is an initiative by more than 100 businesses, schools and governments and others in 23 counties to get fiber-optic service far faster and accommodating than access to the Internet that most businesses here currently have.
It hopes to convince a vendor that there's enough of a need by businesses and schools already and that there would be even more if fiber optic were available.McCuller
comments to the Rural Internet Access Authority at Southwestern Community College Thursday.The college is spearheading the Appalachian Access effort, and the authority backs it.
WNC businesses for years have been frustrated by the expense of transmitting data over the existing phone lines.
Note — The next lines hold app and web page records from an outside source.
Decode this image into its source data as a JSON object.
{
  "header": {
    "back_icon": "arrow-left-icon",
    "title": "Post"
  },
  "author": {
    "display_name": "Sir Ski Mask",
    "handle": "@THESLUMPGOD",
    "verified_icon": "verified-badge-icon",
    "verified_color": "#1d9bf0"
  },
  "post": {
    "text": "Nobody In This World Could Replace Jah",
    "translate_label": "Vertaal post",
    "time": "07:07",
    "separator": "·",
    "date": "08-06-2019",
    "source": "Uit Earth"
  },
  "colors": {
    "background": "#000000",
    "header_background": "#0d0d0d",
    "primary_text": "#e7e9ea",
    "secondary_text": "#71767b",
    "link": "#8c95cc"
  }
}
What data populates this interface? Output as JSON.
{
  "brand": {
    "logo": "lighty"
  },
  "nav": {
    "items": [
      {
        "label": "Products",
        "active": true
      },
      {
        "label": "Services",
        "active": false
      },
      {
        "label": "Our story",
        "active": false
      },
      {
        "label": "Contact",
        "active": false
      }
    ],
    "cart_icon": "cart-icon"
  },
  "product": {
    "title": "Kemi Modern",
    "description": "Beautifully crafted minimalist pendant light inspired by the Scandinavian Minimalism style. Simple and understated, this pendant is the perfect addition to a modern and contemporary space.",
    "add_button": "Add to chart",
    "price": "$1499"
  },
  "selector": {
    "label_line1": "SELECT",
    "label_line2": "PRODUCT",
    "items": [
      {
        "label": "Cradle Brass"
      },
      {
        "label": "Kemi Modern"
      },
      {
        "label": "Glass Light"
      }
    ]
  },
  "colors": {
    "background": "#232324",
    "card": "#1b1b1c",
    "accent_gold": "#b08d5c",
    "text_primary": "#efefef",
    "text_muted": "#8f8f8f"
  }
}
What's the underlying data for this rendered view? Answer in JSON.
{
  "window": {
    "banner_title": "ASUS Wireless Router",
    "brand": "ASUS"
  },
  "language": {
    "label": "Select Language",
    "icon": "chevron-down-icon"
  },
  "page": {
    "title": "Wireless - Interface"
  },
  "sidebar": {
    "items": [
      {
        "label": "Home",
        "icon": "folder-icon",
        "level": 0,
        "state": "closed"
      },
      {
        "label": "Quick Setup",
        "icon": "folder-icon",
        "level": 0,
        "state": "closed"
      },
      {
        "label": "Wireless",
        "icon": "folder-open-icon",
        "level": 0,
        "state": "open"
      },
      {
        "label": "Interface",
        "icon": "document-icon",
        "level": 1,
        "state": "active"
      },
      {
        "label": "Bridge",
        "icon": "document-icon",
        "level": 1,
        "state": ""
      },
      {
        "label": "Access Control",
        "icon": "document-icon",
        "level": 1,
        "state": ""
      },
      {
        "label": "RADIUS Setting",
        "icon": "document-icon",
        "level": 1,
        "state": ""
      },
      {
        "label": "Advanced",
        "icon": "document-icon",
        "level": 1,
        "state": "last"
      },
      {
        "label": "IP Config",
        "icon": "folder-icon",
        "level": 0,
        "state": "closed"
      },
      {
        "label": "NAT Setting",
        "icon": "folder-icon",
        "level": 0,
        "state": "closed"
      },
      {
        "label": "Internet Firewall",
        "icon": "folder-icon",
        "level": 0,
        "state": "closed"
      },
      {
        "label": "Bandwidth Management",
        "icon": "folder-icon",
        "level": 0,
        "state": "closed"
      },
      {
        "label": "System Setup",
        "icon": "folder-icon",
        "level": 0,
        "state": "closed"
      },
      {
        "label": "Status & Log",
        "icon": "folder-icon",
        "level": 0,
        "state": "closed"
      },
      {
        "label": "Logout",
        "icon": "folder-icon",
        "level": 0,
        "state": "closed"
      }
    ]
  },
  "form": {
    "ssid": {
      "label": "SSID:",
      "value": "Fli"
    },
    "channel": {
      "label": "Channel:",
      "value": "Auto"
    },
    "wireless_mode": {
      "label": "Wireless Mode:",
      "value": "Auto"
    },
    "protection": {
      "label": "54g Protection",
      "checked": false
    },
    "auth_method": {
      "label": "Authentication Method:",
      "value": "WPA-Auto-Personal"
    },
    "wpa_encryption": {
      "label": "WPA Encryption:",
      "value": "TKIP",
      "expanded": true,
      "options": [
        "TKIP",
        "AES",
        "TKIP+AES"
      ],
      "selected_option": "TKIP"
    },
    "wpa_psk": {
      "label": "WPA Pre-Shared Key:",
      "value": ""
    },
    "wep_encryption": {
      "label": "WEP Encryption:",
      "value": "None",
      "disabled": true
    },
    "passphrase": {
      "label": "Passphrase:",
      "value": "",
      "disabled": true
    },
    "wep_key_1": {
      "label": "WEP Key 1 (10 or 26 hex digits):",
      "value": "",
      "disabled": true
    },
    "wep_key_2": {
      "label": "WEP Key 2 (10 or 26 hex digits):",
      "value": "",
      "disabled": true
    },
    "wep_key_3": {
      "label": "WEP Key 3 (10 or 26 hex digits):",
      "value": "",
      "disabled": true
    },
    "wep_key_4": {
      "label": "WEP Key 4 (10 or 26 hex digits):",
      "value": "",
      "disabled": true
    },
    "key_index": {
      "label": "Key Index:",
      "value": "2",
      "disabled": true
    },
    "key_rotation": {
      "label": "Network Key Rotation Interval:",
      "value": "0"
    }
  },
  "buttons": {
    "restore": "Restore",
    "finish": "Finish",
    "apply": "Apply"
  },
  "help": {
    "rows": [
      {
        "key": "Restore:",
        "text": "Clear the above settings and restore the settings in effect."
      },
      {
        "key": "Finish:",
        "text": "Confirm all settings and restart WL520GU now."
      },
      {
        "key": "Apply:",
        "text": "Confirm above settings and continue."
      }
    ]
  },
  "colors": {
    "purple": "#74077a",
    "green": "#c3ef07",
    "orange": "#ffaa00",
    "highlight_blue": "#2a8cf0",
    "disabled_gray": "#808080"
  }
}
It's so expensive because the nearest on-ramp to the fiber-optic "superhighway" is in Charlotte
, Knoxville, Tenn., and Greenville, S.C. Companies in WNC pay toll charges there and back.
...McCuller is managing director of The Institute at Mars Hill College, which is doing the research for Appalachian Access.She
said 11 companies are interested in providing the fiber-optic cable to the area needs.
A "formal indication of intention" to be the cable entity is like an engagement to be married, McCuller
explained.A contract comes next, after program administrators select whichever company best suits the areas needs, she
and other project participants have identified $12 million worth of business in WNC that need fiber-optic cable.That alone is all administrators need to get a better price for high-speed access, McCuller
There are 109 companies in and around Buncombe County that could use the high-speed lines, McCuller
told the board, declining to name any of them.She
said there are 14 in Cherokee County, eight in Clay County and 32 on the Eastern Band of Cherokee Indian Reservation and in Jackson, Swain, Macon and Haywood counties.
There are also 19 hospitals and health care organizations that need higher speed access, McCuller
said, so that doctors and hospitals in Waynesville and Sylva, for example, can send X-rays instantaneously and clearly to radiologists at Mission St. Joseph's Health System of interpretation.